This basic editing principle is well known: Whenever you cut from an event to a character reacting, an audience will interpret the appropriate reaction. If you cut from a roast ham, the reaction looks like hunger; if you cut from a snake, the same reaction looks like fear.

In Rear Window, Stewart’s reactions are fundamental to creating the meaning of the story. And when Stewart saw the final edit, he was surprised at how many of his reactions Hitchcock had cut into completely different parts of the story. Hitchcock was acutely aware of the power of reaction shots in creating story. In fact, he went further, often dismissing the words the actors spoke as just another element of sound design.

“Dialogue should simply be a sound among sounds, just something that comes out of the mouths of people whose eyes tell the story in visual terms,” he told Director François Truffaut.

Observation, reaction, interpretation, empathy: These are the fundamental building blocks of visual storytelling.


When seen in the context of VR, perhaps Hitchcock’s different experiments in Rear Window actually reveal something more about the nature of visual storytelling. What cinema is able to create is a merging of the subjective with the objective.

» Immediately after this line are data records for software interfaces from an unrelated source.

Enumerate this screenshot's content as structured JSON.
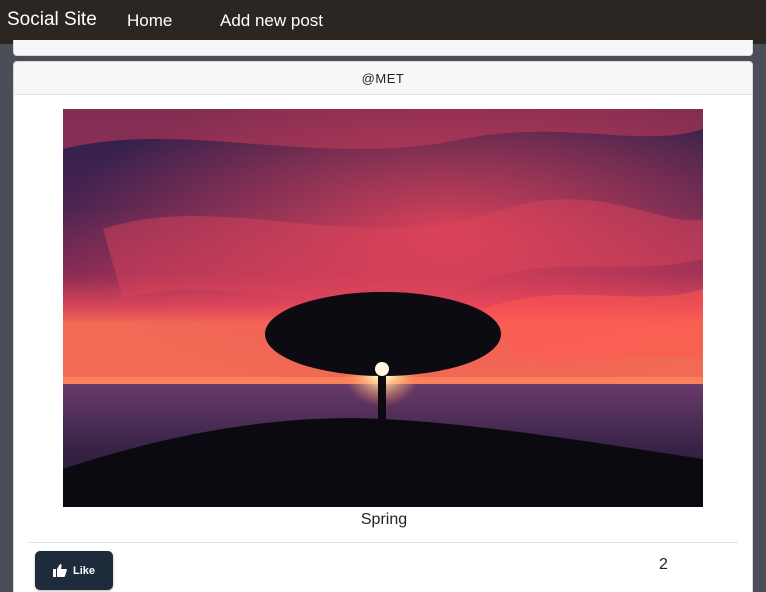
{
  "nav": {
    "brand": "Social Site",
    "home": "Home",
    "add_post": "Add new post"
  },
  "post": {
    "author": "@MET",
    "caption": "Spring",
    "like_label": "Like",
    "like_count": "2",
    "image_icon": "sunset-tree-photo",
    "like_icon": "thumbs-up-icon"
  },
  "colors": {
    "navbar": "#2c2623",
    "page_background": "#4a4f57",
    "like_button": "#1e2b3a"
  }
}
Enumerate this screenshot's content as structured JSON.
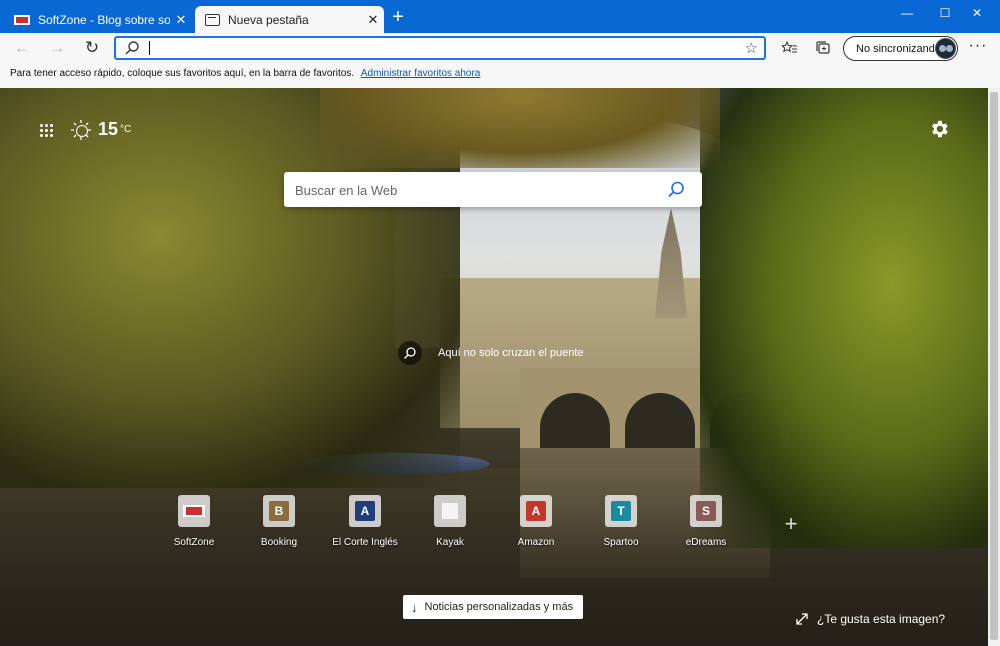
{
  "tabs": [
    {
      "label": "SoftZone - Blog sobre software,",
      "active": false
    },
    {
      "label": "Nueva pestaña",
      "active": true
    }
  ],
  "window_controls": {
    "minimize": "—",
    "maximize": "☐",
    "close": "✕"
  },
  "toolbar": {
    "back": "←",
    "forward": "→",
    "refresh": "↻",
    "address_value": "",
    "sync_label": "No sincronizando",
    "more": "···"
  },
  "favorites_bar": {
    "text": "Para tener acceso rápido, coloque sus favoritos aquí, en la barra de favoritos.",
    "link": "Administrar favoritos ahora"
  },
  "ntp": {
    "weather": {
      "temperature": "15",
      "unit": "°C",
      "icon": "sun-icon"
    },
    "search_placeholder": "Buscar en la Web",
    "image_caption": "Aquí no solo cruzan el puente",
    "quick_links": [
      {
        "label": "SoftZone",
        "icon": "softzone-logo"
      },
      {
        "label": "Booking",
        "letter": "B",
        "color": "#8a6d3b"
      },
      {
        "label": "El Corte Inglés",
        "letter": "A",
        "color": "#1f3f7a"
      },
      {
        "label": "Kayak",
        "icon": "broken-image"
      },
      {
        "label": "Amazon",
        "letter": "A",
        "color": "#c0392b"
      },
      {
        "label": "Spartoo",
        "letter": "T",
        "color": "#1a8aa0"
      },
      {
        "label": "eDreams",
        "letter": "S",
        "color": "#8a5a5a"
      }
    ],
    "add_link": "+",
    "news_button": "Noticias personalizadas y más",
    "like_image": "¿Te gusta esta imagen?"
  },
  "colors": {
    "tabbar": "#0a68d4",
    "accent": "#1a73e8"
  }
}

We can inhabit a character via our imagination, not because we physically occupy their point of view, but because we can identify our own point of view with theirs, temporarily, thereby gaining an understanding of them as a character. That is something that is both compelling and deeply seductive as an experience.

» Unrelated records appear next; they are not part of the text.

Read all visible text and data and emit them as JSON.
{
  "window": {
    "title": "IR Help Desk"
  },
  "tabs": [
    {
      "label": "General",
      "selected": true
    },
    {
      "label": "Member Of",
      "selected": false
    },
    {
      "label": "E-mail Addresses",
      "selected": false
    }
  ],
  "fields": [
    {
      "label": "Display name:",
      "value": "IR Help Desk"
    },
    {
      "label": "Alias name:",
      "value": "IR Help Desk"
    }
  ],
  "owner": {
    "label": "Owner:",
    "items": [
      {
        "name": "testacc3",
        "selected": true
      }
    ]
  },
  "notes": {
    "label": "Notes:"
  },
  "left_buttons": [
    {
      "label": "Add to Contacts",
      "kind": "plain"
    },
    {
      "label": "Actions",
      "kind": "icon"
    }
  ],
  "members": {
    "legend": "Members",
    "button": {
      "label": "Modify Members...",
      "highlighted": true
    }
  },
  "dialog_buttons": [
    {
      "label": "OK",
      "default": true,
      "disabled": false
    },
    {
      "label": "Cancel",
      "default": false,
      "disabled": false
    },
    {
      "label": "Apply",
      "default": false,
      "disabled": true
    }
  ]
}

Read more: When Your Fear Is The Remote Control: Karen Palmer’s Immersive Cinema

It is in the unconscious join between shot and reaction that we as viewers are able to find ourselves both as subjective and objective observers. We are able to both imagine what a character is feeling, and feel it for ourselves. In other words, to get the full story, we need an action and a reaction—a shot and a countershot.

That is the basis of cinema’s power as a storytelling medium. And it is also the challenge for VR storytelling. VR must rise to that challenge if it’s going to become a true storytelling medium, and establish the same grip on our imagination as a piece of cinema like Rear Window has for the past 60 years.

Henry Trotter, @MrHenryTrotter, is an award-winning writer and director. For the past four years he has been working with leading visual effects, animation, and pioneering VR studio Framestore, which explores the possibilities for visual storytelling created by innovative new technologies.